Miller recognized the tragedy of wasted human lives. He made his audience understand the necessity of valuing those deemed insignificant by the history of great men and events. Far more important than Miller's personal shortcomings are what the secrecy surrounding Daniel's life says about a shameful episode in American history.
On November 28, 2015, my spouse and I went to see Trumbo, which is based upon the life of Dalton Trumbo and how it was impacted during one of the most shameful times in U.S. history -- the McCarthy era. The film interested me because of many comparable similarities today and because the father of close childhood friends of mine had been included on the Hollywood-blacklist.
During the last twenty days of September, I attended twenty Seattle area theater productions. I didn't go to one each day, but some days I'd attend a matinee and then an evening show. It was a wonderful whirlwind that continues in October. Here are a few of what I consider to be highlights that are still playing.

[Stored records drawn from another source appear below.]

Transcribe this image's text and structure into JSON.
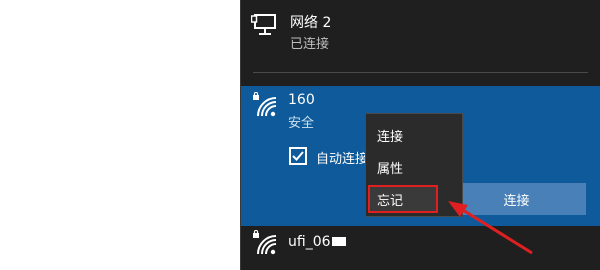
{
  "networks": [
    {
      "name": "网络 2",
      "status": "已连接",
      "icon": "ethernet-monitor-icon"
    },
    {
      "name": "160",
      "status": "安全",
      "icon": "wifi-secured-icon"
    },
    {
      "name": "ufi_06",
      "icon": "wifi-secured-icon"
    }
  ],
  "selected_network": {
    "auto_connect_label": "自动连接",
    "auto_connect_checked": true,
    "connect_button": "连接"
  },
  "context_menu": {
    "items": [
      "连接",
      "属性",
      "忘记"
    ],
    "highlighted": "忘记"
  },
  "colors": {
    "flyout_bg": "#1f1f1f",
    "selected_bg": "#0e5a9a",
    "button_bg": "#4a80b8",
    "menu_bg": "#2b2b2b",
    "highlight_border": "#e02020",
    "arrow": "#e02020"
  }
}
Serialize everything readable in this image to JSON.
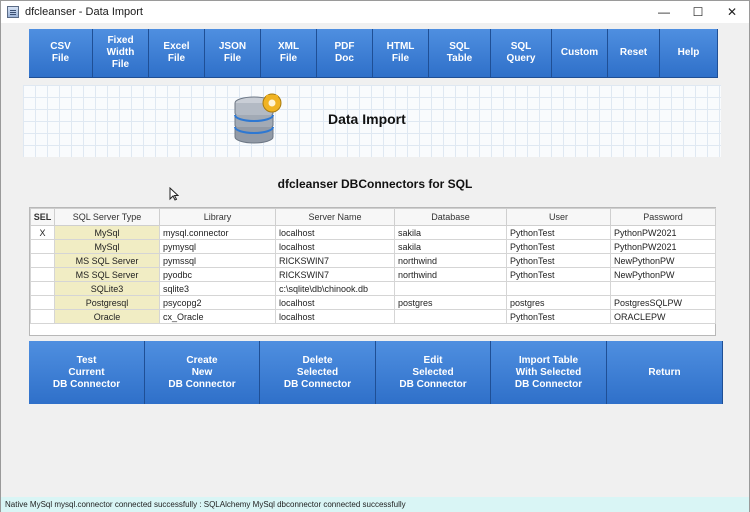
{
  "window": {
    "title": "dfcleanser - Data Import",
    "controls": {
      "minimize": "—",
      "maximize": "☐",
      "close": "✕"
    }
  },
  "toolbar": {
    "buttons": [
      "CSV\nFile",
      "Fixed\nWidth\nFile",
      "Excel\nFile",
      "JSON\nFile",
      "XML\nFile",
      "PDF\nDoc",
      "HTML\nFile",
      "SQL\nTable",
      "SQL\nQuery",
      "Custom",
      "Reset",
      "Help"
    ]
  },
  "banner": {
    "title": "Data Import",
    "logo_icon": "database-gear-icon"
  },
  "section": {
    "title": "dfcleanser DBConnectors for SQL"
  },
  "table": {
    "headers": [
      "SEL",
      "SQL Server Type",
      "Library",
      "Server Name",
      "Database",
      "User",
      "Password"
    ],
    "rows": [
      [
        "X",
        "MySql",
        "mysql.connector",
        "localhost",
        "sakila",
        "PythonTest",
        "PythonPW2021"
      ],
      [
        "",
        "MySql",
        "pymysql",
        "localhost",
        "sakila",
        "PythonTest",
        "PythonPW2021"
      ],
      [
        "",
        "MS SQL Server",
        "pymssql",
        "RICKSWIN7",
        "northwind",
        "PythonTest",
        "NewPythonPW"
      ],
      [
        "",
        "MS SQL Server",
        "pyodbc",
        "RICKSWIN7",
        "northwind",
        "PythonTest",
        "NewPythonPW"
      ],
      [
        "",
        "SQLite3",
        "sqlite3",
        "c:\\sqlite\\db\\chinook.db",
        "",
        "",
        ""
      ],
      [
        "",
        "Postgresql",
        "psycopg2",
        "localhost",
        "postgres",
        "postgres",
        "PostgresSQLPW"
      ],
      [
        "",
        "Oracle",
        "cx_Oracle",
        "localhost",
        "",
        "PythonTest",
        "ORACLEPW"
      ]
    ]
  },
  "actions": {
    "buttons": [
      "Test\nCurrent\nDB Connector",
      "Create\nNew\nDB Connector",
      "Delete\nSelected\nDB Connector",
      "Edit\nSelected\nDB Connector",
      "Import Table\nWith Selected\nDB Connector",
      "Return"
    ]
  },
  "status": {
    "text": "Native MySql mysql.connector connected successfully : SQLAlchemy MySql dbconnector connected successfully"
  },
  "colors": {
    "button_blue": "#2f70c9",
    "type_cell": "#f1edc4",
    "status_bg": "#d9f5f5"
  }
}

The first-rate revival of Arthur Miller's tragedy All My Sons at Guild Hall's John Drew Theater is a reason to celebrate theater out east. With a cast led by Alec Baldwin and Laurie Metcalf, under Stephen Hamilton's direction, the drama moves quickly through the moral dilemma of an American family post-World War II.